Work item:
Find every line in the entries that holds the string "JSON" and report it.

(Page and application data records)
============
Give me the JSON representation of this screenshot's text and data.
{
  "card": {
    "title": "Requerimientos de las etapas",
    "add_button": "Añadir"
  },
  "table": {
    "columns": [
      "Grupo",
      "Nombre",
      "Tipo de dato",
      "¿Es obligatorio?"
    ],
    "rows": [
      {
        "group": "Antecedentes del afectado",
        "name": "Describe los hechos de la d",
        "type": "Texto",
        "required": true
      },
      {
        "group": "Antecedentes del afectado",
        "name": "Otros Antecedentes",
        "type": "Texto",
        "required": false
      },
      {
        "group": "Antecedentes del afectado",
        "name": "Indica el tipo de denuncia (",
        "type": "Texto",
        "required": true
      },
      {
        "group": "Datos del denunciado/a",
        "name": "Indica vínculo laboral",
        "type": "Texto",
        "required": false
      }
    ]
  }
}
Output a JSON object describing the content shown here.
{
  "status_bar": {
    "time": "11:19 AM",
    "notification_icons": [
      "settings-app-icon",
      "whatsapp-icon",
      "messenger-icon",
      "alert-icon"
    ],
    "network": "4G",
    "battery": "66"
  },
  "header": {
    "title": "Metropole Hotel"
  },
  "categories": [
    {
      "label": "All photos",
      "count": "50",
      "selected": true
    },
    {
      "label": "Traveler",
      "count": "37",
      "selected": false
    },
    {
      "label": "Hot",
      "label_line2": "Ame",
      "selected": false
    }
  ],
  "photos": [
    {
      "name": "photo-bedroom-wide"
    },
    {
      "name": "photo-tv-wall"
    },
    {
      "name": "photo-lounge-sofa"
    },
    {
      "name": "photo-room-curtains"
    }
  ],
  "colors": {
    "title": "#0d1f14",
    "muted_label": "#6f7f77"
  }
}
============
Result:
Give me the JSON representation of this screenshot's text and data.
Output a JSON object describing the content shown here.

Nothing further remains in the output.